Many Canadians are concerned about what an increase in interest rates might mean for them.
Mark Kalinowski, a financial educator at the Calgary Credit Counselling Society, believes Calgarians need to prepare themselves for these rate hikes.
“Interest rate increases are great if you have money to invest, but realistically a lot more people have debt than they do extra money,” says Kalinowski.
If you have debt, here’s what Kalinowski believes you need to know:
All of the debt that you already have is just going to increase and become harder to pay off. Interest rate increases will be impacting mortgages and lines of credit. Now is the time to stop accumulating debt.
Get budgeting, now. Identify if you are bleeding money. If so, where is it going? “Don’t nickel and dime yourself to death, but a general rule we have … is if it makes you smile or if it goes in your mouth, it can change, says Kalinowski. “So many people buy a coffee and a breakfast sandwich every morning, and once they start making their own breakfast it really does make a huge difference for their budget.”
If you need to take out a loan or mortgage, get a fixed rate instead of a variable rate. Variable rates increase and decrease with interest rates, so with anticipated rate hikes, fixed is the best bet. Since the current Bank of Canada rate is 1.75 per cent, there’s no time like the present to lock it in.
If you need to take out a line of credit, get a consolidation loan instead. Debt consolidation loans simplify finances by grouping all payments into one, and usually mean paying lower interest. Consolidation loans are a great option for paying off debts that would otherwise take decades to pay off, and result in a lower monthly payment. People with good credit scores can get consolidated loans without needing to offer collateral. The key, says Kalinowski, is ensuring “all your credit cards are put on ice afterwards so debt doesn’t continually build while you’re working to pay it off.”
Finally, when taking out loans for whatever reason, always shop around. Visit at least two or three different banks.This creates competition for the banks receiving your business and will likely land you a better rate.
Property: To buy, or not to buy
Calgary realtor Brady Layton says now is the perfect time to invest in property, before interest rates go even higher.

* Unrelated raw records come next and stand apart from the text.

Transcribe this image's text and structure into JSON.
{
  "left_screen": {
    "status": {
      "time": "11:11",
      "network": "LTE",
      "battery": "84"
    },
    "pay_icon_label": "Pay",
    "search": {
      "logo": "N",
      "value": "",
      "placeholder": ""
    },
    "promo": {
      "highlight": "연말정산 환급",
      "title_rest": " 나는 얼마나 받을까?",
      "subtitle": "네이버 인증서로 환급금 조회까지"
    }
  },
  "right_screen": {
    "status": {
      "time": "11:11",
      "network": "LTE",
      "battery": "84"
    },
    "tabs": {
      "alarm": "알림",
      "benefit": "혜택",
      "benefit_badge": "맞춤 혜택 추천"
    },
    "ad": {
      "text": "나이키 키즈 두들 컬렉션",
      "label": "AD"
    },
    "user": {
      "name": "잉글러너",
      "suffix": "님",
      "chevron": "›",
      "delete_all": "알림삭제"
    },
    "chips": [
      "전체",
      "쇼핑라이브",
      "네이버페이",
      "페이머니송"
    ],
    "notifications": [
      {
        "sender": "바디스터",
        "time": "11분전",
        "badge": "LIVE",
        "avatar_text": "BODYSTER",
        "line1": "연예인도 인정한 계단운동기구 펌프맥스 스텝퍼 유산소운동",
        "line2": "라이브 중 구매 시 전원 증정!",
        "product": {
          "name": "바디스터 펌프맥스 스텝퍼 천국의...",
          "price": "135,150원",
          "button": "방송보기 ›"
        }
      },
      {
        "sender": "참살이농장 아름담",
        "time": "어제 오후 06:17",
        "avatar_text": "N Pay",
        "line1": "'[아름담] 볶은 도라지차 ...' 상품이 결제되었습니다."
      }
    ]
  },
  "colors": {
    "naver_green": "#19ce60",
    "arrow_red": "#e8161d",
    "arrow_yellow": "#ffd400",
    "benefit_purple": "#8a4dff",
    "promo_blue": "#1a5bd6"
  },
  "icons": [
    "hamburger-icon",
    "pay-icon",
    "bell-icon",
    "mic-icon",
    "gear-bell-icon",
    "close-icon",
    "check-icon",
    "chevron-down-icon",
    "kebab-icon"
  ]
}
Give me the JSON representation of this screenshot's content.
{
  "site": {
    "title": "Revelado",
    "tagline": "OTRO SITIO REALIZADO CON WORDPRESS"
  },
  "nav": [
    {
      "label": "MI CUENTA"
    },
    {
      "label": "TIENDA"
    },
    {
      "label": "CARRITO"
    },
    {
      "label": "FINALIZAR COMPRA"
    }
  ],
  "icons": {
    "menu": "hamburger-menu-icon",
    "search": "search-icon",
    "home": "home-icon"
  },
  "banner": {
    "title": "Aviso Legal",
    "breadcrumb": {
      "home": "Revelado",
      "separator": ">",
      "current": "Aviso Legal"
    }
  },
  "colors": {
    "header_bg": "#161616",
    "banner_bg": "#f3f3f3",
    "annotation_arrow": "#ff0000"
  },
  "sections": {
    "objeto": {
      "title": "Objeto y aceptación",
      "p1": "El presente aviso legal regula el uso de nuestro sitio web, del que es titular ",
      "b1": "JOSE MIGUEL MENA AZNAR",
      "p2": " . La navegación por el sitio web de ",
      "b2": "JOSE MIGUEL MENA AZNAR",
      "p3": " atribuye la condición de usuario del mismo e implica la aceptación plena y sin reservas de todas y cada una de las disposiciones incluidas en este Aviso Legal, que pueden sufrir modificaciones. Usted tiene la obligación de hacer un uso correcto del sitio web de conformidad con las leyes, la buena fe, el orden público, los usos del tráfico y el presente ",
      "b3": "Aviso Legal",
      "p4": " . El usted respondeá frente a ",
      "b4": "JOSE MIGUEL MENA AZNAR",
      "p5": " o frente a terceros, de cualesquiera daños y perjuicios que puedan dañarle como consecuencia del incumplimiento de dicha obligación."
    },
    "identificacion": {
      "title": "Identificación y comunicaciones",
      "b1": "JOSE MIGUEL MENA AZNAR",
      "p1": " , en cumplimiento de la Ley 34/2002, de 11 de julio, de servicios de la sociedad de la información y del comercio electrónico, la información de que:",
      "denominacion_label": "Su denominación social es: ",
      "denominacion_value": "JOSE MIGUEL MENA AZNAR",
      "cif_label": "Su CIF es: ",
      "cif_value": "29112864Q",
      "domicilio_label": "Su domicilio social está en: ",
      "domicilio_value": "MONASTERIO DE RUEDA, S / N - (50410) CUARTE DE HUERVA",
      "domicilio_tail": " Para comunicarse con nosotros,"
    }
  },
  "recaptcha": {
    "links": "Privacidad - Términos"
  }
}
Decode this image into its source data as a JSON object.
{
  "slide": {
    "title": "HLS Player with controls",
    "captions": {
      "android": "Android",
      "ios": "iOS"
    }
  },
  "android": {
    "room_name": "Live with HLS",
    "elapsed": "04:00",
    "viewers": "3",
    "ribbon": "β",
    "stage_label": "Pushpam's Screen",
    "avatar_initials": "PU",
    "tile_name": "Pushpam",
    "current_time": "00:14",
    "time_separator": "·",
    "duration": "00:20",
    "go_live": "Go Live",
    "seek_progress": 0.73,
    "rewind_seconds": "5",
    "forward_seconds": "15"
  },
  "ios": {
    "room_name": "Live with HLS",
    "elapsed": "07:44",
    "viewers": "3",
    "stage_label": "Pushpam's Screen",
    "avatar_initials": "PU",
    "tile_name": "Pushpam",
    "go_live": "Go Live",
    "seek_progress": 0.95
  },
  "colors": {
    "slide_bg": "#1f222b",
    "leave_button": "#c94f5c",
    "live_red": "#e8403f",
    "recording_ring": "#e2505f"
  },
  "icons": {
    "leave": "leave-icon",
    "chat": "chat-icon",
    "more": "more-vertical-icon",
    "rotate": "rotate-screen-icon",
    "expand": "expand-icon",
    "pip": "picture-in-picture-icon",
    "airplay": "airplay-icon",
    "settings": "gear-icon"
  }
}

Drawing from 13 years of experience, he tells prospective buyers to view the struggling market as a great opportunity.
“I believe that now is a great time to buy, but it needs to be sooner than later before interest rate increases go up even more,” says Layton, adding “with all these factors, people will look back and wish they had bought something in 2018.”
But before you jump into the housing market, Kalinowski says people should first get a financial check-up.
“Canadians really struggle with asking for help, and often take too long to seek it,” explains Kalinowski. “There are so many nonprofits and charities that are able to provide help for free. Just don’t be afraid to ask.”
Local non-profits for financial help include:
- The Credit Counselling Society, (403) 263-9905
- Money Mentors, 1 (888) 294-0076
- Consolidated Credit Counselling Services of Canada, (844) 402-2611
- Credit Canada call centre, 1 (800) 267- 2272
Editor: Robyn Welsh | firstname.lastname@example.org